Element data from apps and pages
== Segment start ==
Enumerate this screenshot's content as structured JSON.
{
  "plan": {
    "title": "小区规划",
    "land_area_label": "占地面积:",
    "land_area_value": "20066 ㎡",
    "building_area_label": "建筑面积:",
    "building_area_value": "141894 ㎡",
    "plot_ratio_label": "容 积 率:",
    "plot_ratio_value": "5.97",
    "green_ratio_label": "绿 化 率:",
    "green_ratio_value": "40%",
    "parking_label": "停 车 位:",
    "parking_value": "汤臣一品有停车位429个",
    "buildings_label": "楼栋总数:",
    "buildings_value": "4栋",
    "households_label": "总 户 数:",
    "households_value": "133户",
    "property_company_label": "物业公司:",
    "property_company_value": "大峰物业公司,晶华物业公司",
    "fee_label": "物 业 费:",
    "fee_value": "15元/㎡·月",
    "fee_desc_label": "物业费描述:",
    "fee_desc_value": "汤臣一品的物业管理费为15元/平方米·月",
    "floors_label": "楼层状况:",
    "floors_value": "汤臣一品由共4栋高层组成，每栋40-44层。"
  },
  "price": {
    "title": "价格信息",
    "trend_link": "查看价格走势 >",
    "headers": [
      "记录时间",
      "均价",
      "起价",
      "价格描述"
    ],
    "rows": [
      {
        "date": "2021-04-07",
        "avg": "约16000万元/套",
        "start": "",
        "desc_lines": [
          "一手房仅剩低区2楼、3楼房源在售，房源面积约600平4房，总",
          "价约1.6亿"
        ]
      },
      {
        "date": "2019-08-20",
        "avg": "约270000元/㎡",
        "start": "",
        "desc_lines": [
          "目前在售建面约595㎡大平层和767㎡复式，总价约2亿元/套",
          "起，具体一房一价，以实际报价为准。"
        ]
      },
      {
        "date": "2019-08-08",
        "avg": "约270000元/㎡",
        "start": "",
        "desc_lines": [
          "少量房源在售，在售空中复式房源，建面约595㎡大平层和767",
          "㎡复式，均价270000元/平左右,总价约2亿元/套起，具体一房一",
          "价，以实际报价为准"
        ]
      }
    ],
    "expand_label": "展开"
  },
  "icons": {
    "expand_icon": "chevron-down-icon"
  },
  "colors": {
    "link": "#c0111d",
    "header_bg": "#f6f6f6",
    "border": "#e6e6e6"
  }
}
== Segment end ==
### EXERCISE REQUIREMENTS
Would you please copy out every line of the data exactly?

### COMPLETED TASK
Enumerate this screenshot's content as structured JSON.
{
  "plan": {
    "title": "小区规划",
    "land_area_label": "占地面积:",
    "land_area_value": "20066 ㎡",
    "building_area_label": "建筑面积:",
    "building_area_value": "141894 ㎡",
    "plot_ratio_label": "容 积 率:",
    "plot_ratio_value": "5.97",
    "green_ratio_label": "绿 化 率:",
    "green_ratio_value": "40%",
    "parking_label": "停 车 位:",
    "parking_value": "汤臣一品有停车位429个",
    "buildings_label": "楼栋总数:",
    "buildings_value": "4栋",
    "households_label": "总 户 数:",
    "households_value": "133户",
    "property_company_label": "物业公司:",
    "property_company_value": "大峰物业公司,晶华物业公司",
    "fee_label": "物 业 费:",
    "fee_value": "15元/㎡·月",
    "fee_desc_label": "物业费描述:",
    "fee_desc_value": "汤臣一品的物业管理费为15元/平方米·月",
    "floors_label": "楼层状况:",
    "floors_value": "汤臣一品由共4栋高层组成，每栋40-44层。"
  },
  "price": {
    "title": "价格信息",
    "trend_link": "查看价格走势 >",
    "headers": [
      "记录时间",
      "均价",
      "起价",
      "价格描述"
    ],
    "rows": [
      {
        "date": "2021-04-07",
        "avg": "约16000万元/套",
        "start": "",
        "desc_lines": [
          "一手房仅剩低区2楼、3楼房源在售，房源面积约600平4房，总",
          "价约1.6亿"
        ]
      },
      {
        "date": "2019-08-20",
        "avg": "约270000元/㎡",
        "start": "",
        "desc_lines": [
          "目前在售建面约595㎡大平层和767㎡复式，总价约2亿元/套",
          "起，具体一房一价，以实际报价为准。"
        ]
      },
      {
        "date": "2019-08-08",
        "avg": "约270000元/㎡",
        "start": "",
        "desc_lines": [
          "少量房源在售，在售空中复式房源，建面约595㎡大平层和767",
          "㎡复式，均价270000元/平左右,总价约2亿元/套起，具体一房一",
          "价，以实际报价为准"
        ]
      }
    ],
    "expand_label": "展开"
  },
  "icons": {
    "expand_icon": "chevron-down-icon"
  },
  "colors": {
    "link": "#c0111d",
    "header_bg": "#f6f6f6",
    "border": "#e6e6e6"
  }
}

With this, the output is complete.